Each year, municipalities, government and industry spend millions of dollars collecting and disposing of wastes. With a TRU pyrolysis plant, this material is no longer a waste, but a fuel for the generation of energy and carbon. That's Waste to Fuel
Crude oil is the lifeblood of modern civilization, with more than 80 million barrels consumed worldwide every day. Mankind’s dependence on fossil fuels for our energy and transportation demands is leading us to an energy crisis. Within the next decade the cost of fossil derived fuel is set to become financially non-viable. The trend toward renewable energy is increasing rapidly.
The knowledge that energy and fuel could be created by waste is not new. Waste to fuel technologies have been emerging for over 100 years. The greatest case being the introduction of wood gasifiers during the petroleum shortage of the World wars.

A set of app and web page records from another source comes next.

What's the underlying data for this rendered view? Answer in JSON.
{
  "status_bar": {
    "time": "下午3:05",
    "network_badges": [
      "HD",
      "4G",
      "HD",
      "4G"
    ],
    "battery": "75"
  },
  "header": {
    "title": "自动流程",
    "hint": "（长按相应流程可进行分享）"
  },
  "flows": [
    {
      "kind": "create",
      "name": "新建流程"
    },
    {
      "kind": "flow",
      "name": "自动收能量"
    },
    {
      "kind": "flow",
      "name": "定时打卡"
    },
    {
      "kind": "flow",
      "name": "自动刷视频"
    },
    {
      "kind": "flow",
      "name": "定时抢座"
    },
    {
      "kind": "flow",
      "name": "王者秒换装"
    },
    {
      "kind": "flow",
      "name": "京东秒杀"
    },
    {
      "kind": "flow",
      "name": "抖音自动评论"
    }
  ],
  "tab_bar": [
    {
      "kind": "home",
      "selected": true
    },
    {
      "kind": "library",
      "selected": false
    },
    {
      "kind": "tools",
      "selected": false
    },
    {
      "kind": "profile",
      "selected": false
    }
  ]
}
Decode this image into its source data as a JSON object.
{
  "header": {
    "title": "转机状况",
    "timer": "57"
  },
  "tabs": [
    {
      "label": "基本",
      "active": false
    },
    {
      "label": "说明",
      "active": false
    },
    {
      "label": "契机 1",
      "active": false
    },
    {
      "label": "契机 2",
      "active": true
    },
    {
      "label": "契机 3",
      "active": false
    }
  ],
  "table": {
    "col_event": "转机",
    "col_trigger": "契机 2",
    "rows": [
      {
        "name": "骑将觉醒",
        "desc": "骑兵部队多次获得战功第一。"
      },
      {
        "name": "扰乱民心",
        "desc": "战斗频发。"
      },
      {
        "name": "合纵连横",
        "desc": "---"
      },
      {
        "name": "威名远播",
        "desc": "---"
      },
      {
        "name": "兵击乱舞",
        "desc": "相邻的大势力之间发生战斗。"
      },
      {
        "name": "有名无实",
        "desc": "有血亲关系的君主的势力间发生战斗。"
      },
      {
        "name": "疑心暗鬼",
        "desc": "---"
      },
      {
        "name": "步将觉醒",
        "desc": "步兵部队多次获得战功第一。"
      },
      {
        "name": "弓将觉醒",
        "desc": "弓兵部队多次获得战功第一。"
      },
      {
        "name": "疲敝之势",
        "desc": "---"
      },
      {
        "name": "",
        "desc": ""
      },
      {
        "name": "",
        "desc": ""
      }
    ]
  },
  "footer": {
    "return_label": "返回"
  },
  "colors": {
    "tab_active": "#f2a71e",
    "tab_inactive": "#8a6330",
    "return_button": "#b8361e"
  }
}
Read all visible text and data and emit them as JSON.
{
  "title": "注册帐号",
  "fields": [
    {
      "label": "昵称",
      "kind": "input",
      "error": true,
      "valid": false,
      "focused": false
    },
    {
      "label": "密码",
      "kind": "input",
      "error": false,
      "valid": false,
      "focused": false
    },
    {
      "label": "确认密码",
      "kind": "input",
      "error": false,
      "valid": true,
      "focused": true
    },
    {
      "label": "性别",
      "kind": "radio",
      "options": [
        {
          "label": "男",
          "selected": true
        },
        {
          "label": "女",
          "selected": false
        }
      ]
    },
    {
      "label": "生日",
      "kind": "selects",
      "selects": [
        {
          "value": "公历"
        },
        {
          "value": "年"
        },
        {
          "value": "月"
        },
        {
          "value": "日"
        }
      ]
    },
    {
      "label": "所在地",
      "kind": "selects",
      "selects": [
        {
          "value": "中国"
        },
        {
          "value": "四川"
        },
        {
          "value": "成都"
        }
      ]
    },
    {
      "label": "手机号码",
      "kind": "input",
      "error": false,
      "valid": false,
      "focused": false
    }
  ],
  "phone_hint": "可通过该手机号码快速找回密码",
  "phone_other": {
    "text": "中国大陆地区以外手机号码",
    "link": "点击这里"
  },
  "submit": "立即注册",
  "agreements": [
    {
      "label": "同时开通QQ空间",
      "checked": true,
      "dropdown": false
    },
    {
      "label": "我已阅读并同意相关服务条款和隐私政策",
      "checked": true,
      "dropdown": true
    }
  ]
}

But until now, waste to fuel technologies have not gained much traction as our fossil fuels have been meeting our demands. Fossil fuel has been cheap enough to keep it as our primary fuel source.
But as our fossil fuel reserves are being depleted, the time to move to waste as a fuel source is here.
Organic waste comes in many forms:
All of this waste matter has energy stored within its molecular structure.
Take used tyres as an example.
According to figures released by BP around mid-2009, the remaining "proven" world crude reserves stand at approximately 1.258 trillion barrels, which includes the Tar-Sands of Alberta, Canada. If we divide that number by the current worldwide demand of about 85 million barrels per day (BPD), that gives us a MAXIMUM timescale of about 40 years, assuming that all the reserves can be successfully extracted. Within the next 5-10 years the price of crude oil will become economically inhibiting, and industry will have to look toward renewable fuel sources.
So how do we turn waste to fuel?